───── INPUT ─────
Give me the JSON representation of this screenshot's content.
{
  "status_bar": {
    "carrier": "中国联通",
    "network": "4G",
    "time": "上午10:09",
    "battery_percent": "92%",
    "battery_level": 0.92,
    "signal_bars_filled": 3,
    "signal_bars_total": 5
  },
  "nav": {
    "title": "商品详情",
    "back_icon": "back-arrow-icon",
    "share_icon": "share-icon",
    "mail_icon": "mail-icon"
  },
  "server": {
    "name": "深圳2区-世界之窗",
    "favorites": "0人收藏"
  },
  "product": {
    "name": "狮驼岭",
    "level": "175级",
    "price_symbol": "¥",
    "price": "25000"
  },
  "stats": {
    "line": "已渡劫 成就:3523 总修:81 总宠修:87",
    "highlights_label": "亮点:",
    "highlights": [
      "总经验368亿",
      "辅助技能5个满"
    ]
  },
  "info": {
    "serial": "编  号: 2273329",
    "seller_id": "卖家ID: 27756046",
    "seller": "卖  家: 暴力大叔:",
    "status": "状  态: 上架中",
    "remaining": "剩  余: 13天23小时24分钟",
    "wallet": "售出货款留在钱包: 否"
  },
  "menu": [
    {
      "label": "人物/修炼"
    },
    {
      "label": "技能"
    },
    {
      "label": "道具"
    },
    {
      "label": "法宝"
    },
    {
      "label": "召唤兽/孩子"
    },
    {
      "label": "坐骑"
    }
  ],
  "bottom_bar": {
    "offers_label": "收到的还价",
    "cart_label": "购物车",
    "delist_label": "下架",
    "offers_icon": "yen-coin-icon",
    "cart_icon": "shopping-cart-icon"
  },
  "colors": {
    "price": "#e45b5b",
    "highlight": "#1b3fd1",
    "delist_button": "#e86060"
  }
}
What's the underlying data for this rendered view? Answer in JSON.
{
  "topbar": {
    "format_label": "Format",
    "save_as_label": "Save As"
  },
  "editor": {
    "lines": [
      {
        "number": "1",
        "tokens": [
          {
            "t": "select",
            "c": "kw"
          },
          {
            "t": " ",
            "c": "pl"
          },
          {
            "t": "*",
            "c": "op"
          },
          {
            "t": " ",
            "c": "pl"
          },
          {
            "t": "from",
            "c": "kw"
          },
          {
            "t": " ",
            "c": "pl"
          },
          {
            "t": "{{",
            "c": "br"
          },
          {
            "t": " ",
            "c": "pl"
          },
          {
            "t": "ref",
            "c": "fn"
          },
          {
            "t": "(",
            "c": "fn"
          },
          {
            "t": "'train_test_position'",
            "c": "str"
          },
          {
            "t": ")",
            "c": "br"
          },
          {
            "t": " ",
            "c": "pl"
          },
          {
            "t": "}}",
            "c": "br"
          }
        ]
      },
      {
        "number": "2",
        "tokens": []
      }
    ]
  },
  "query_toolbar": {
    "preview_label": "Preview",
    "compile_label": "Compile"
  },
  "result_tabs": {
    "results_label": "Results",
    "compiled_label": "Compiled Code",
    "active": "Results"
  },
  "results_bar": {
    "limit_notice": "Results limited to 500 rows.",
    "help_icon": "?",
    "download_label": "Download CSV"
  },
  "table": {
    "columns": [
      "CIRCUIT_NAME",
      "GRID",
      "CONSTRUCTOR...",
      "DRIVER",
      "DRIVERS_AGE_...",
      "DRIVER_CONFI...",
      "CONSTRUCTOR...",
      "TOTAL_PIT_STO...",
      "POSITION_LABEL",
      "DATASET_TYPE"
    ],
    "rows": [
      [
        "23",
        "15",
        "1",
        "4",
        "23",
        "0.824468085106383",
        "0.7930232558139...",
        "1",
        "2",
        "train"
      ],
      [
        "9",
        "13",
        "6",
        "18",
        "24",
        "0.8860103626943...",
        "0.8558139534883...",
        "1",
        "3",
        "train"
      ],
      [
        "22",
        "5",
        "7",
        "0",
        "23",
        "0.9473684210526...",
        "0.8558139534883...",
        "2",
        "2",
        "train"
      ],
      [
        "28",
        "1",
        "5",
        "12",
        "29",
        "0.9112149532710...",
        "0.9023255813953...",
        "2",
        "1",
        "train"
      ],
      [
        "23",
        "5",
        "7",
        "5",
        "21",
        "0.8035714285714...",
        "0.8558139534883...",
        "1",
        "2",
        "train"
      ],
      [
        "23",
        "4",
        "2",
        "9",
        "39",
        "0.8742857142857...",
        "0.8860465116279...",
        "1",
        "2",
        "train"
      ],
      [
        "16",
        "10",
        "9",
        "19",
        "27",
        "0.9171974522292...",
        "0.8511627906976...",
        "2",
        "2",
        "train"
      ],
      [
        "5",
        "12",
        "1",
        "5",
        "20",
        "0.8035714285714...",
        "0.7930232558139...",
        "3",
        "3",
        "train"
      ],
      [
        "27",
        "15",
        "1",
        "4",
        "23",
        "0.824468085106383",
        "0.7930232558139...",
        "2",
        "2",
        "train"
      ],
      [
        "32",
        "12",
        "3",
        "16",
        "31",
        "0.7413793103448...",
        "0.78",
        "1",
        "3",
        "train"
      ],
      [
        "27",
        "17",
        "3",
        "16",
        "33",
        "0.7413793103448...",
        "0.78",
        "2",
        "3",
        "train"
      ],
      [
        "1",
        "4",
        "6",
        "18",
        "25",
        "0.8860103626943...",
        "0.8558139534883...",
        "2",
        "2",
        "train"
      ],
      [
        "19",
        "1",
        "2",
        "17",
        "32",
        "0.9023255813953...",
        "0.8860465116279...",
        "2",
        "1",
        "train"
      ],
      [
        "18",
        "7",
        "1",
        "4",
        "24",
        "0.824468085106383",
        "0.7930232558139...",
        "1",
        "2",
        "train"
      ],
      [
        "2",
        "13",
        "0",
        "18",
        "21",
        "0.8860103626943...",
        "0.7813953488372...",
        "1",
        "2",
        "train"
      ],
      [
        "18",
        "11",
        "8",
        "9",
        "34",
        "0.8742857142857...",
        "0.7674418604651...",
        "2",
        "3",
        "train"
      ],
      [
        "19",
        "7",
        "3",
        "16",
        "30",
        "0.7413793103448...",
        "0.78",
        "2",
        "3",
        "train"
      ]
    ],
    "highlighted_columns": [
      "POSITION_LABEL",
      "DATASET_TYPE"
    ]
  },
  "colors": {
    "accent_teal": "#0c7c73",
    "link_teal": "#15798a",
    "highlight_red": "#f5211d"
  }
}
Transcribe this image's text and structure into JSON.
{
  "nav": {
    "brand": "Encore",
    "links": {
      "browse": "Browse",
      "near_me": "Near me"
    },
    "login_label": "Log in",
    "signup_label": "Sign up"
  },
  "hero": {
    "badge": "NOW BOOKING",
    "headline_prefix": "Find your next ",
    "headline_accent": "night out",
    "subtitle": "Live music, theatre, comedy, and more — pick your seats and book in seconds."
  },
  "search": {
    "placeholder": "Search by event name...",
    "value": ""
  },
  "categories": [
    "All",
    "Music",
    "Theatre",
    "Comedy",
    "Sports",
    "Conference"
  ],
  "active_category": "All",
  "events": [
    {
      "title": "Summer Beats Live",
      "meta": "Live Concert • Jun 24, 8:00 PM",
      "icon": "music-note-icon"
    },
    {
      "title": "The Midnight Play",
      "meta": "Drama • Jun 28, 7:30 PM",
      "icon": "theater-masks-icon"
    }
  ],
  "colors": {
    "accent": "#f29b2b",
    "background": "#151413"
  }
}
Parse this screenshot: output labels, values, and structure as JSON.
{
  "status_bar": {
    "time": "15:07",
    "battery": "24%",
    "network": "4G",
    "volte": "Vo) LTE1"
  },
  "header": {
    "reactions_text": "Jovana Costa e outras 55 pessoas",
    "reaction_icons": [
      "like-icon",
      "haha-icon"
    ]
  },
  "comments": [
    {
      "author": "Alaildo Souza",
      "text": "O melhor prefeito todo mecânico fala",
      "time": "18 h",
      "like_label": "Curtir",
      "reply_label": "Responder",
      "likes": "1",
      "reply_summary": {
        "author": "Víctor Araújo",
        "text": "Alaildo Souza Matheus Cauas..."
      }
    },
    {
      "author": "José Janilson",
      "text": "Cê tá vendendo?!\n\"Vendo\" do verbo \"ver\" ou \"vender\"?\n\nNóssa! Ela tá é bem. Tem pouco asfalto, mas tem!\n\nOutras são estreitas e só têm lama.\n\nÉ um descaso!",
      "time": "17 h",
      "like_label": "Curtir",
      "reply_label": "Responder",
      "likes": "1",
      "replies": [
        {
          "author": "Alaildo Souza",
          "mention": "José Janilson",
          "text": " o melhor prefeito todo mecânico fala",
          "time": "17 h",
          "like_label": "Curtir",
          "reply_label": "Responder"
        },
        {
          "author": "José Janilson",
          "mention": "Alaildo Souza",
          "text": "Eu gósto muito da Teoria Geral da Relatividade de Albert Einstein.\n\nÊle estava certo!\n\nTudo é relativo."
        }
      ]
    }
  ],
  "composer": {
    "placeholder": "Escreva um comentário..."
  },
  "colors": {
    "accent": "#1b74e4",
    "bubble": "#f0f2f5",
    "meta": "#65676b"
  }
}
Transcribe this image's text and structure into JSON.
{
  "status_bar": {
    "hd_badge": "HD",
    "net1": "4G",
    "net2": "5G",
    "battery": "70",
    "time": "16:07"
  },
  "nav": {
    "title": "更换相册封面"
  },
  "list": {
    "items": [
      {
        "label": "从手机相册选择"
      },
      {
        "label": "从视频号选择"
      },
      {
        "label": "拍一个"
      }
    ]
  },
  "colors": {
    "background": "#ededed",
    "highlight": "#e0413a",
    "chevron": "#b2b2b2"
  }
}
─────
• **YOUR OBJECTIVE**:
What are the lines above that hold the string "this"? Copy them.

• **RESULT OF THE EXERCISE**:
Give me the JSON representation of this screenshot's content.
What's the underlying data for this rendered view? Answer in JSON.
Transcribe this image's text and structure into JSON.
Parse this screenshot: output labels, values, and structure as JSON.
Transcribe this image's text and structure into JSON.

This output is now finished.